• TO DO:
Show every line of the data that includes the word "icon".
##########
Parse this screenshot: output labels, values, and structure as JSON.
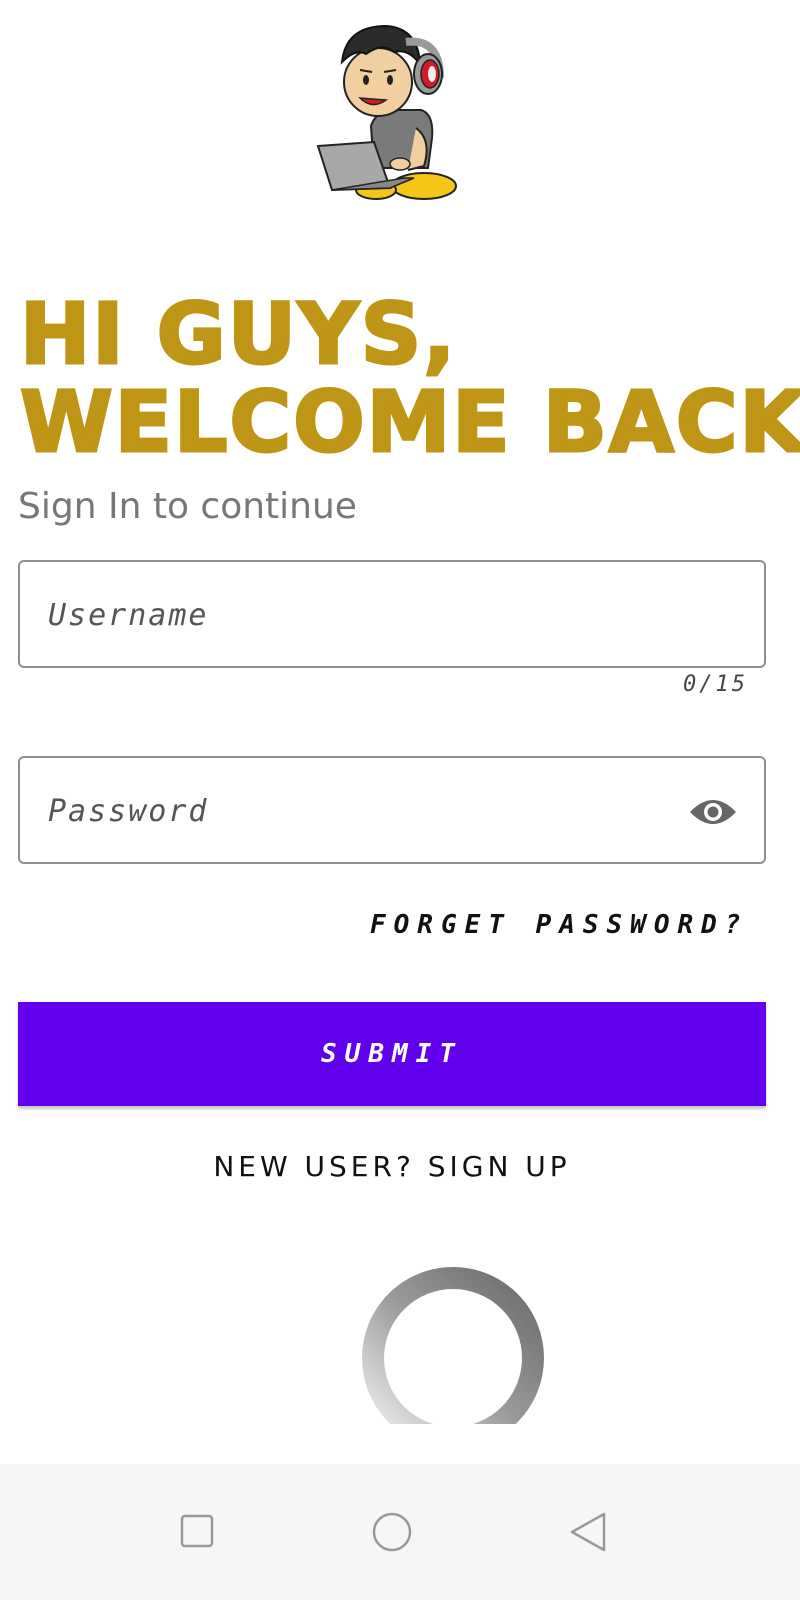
{
  "header": {
    "title_line1": "HI GUYS,",
    "title_line2": "WELCOME BACK",
    "subtitle": "Sign In to continue"
  },
  "logo": {
    "icon": "gamer-boy-laptop-illustration"
  },
  "form": {
    "username": {
      "value": "",
      "placeholder": "Username",
      "counter": "0/15"
    },
    "password": {
      "value": "",
      "placeholder": "Password",
      "toggle_icon": "eye-icon"
    },
    "forget_label": "FORGET PASSWORD?",
    "submit_label": "SUBMIT",
    "signup_label": "NEW USER? SIGN UP"
  },
  "loading": {
    "icon": "loading-spinner"
  },
  "navbar": {
    "items": [
      {
        "icon": "square-icon"
      },
      {
        "icon": "circle-icon"
      },
      {
        "icon": "triangle-back-icon"
      }
    ]
  },
  "colors": {
    "title": "#bf9515",
    "accent": "#6200ee",
    "subtitle": "#777777",
    "navbar_bg": "#f6f6f6"
  }
}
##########
• TASK ANSWER:
    "icon": "gamer-boy-laptop-illustration"
      "toggle_icon": "eye-icon"
    "icon": "loading-spinner"
        "icon": "square-icon"
        "icon": "circle-icon"
        "icon": "triangle-back-icon"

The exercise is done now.